MENAHEM KAHANA/AFP/Getty Images

David Rothkopf is visiting professor at Columbia University's School of International and Public Affairs and visiting scholar at the Carnegie Endowment for International Peace. His latest book is The Great Questions of Tomorrow. He has been a longtime contributor to Foreign Policy and was CEO and editor of the FP Group from 2012 to May 2017. Twitter: @djrothkopf

More from Foreign Policy

Bill Clinton and Joe Biden  at a meeting of the U.S. Congressional delegation to the NATO summit in Spain on July 7, 1998.

Liberal Illusions Caused the Ukraine Crisis

The greatest tragedy about Russia’s potential invasion is how easily it could have been avoided.

A report card is superimposed over U.S. President Joe Biden.

Is Biden’s Foreign Policy Grade A Material?

More than 30 experts grade the U.S. president’s first year of foreign policy.

White House National Security Advisor Jake Sullivan gives a press briefing.

Defining the Biden Doctrine

U.S. National Security Advisor Jake Sullivan sat down with FP to talk about Russia, China, relations with Europe, and year one of the Biden presidency.

Ukrainian servicemen taking part in the armed conflict with Russia-backed separatists in Donetsk region of the country attend the handover ceremony of military heavy weapons and equipment in Kiev on November 15, 2018.

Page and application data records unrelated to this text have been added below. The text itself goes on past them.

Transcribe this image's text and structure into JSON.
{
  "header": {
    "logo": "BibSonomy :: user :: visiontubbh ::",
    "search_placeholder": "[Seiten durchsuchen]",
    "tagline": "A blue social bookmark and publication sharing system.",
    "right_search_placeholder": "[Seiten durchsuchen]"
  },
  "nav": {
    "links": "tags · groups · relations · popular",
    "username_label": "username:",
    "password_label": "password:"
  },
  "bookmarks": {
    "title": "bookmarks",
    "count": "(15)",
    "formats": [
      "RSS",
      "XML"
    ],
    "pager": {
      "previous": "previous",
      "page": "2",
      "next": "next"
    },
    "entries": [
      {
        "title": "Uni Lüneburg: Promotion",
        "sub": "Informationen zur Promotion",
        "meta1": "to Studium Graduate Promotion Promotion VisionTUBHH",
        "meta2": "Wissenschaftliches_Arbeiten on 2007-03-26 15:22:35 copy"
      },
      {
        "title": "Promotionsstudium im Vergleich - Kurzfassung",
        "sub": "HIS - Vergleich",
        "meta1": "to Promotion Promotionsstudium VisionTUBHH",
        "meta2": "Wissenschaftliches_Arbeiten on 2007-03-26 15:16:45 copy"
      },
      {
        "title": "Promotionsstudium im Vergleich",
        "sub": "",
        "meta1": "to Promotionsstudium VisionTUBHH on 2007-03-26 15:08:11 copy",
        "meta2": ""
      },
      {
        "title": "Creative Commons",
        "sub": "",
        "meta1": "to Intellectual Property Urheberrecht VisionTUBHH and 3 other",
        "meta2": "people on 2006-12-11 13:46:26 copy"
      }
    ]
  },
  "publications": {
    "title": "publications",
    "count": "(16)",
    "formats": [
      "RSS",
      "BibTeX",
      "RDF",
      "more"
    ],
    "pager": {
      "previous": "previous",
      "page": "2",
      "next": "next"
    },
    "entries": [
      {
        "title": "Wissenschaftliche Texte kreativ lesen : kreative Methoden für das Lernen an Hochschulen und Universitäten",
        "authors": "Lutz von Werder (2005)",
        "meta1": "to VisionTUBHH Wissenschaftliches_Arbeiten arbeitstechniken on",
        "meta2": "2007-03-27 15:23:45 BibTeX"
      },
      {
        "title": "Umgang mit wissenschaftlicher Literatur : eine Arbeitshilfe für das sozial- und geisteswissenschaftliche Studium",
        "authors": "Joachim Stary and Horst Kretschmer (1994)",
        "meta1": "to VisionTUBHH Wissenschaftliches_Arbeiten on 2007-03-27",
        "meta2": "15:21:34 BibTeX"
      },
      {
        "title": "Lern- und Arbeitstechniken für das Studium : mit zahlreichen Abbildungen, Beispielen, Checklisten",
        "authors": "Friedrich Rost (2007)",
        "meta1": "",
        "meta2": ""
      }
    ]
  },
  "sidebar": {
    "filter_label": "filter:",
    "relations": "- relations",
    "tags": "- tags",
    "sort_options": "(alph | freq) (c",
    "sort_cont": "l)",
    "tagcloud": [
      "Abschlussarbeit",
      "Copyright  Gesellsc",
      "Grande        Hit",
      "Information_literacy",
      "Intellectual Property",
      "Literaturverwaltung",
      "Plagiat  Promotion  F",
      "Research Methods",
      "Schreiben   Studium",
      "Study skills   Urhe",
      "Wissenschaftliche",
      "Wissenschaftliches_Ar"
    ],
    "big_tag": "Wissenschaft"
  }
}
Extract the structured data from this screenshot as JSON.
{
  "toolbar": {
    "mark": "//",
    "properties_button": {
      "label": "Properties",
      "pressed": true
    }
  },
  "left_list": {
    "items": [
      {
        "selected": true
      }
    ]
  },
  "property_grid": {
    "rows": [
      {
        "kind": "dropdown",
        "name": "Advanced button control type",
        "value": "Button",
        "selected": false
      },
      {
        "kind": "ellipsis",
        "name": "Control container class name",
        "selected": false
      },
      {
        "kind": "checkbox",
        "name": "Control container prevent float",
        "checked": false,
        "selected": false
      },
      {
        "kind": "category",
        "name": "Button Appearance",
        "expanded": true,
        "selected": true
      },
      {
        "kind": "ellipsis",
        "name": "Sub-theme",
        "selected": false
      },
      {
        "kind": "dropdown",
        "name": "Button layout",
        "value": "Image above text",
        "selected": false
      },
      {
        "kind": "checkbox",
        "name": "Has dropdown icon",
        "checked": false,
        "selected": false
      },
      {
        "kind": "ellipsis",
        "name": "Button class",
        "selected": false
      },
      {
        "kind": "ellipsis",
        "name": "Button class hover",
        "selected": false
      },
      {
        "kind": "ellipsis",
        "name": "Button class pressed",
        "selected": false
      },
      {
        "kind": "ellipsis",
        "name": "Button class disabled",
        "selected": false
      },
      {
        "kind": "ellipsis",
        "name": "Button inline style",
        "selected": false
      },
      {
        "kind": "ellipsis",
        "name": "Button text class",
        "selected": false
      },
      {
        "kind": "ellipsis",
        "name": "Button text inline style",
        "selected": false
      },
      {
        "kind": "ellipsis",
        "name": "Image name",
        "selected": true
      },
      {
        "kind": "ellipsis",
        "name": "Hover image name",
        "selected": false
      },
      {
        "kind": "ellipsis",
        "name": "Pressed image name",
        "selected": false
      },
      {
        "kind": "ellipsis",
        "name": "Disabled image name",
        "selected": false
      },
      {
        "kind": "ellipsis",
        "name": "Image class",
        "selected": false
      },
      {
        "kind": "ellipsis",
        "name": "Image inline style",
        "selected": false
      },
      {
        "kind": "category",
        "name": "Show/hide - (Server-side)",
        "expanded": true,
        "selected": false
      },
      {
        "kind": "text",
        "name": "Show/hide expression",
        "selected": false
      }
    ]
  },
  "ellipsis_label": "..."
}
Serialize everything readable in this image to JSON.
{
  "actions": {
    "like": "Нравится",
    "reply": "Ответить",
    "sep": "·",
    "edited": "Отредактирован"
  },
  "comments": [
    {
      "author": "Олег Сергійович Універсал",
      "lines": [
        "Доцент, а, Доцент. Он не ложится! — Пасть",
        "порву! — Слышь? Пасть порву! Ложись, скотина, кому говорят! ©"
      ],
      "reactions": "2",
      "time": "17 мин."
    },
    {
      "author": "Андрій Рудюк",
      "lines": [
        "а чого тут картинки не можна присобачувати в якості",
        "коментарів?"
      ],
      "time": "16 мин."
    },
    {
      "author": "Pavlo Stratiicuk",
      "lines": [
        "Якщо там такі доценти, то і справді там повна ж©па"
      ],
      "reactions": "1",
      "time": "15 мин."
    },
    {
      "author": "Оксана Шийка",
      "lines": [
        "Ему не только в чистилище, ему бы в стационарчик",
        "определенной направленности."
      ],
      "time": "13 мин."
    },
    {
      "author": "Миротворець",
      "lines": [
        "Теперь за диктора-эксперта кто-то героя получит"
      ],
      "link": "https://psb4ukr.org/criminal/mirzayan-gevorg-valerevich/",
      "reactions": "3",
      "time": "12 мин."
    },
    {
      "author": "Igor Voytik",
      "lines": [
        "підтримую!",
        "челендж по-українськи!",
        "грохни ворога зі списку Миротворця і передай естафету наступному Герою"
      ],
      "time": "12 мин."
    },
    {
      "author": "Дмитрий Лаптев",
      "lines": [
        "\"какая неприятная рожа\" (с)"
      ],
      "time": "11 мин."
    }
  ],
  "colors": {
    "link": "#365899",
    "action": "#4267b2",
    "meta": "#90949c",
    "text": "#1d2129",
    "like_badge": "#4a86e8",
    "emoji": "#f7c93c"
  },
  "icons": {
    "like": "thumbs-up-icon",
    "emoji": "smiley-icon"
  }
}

The West’s Weapons Won’t Make Any Difference to Ukraine

U.S. military equipment wouldn’t realistically help Ukrainians—or intimidate Putin.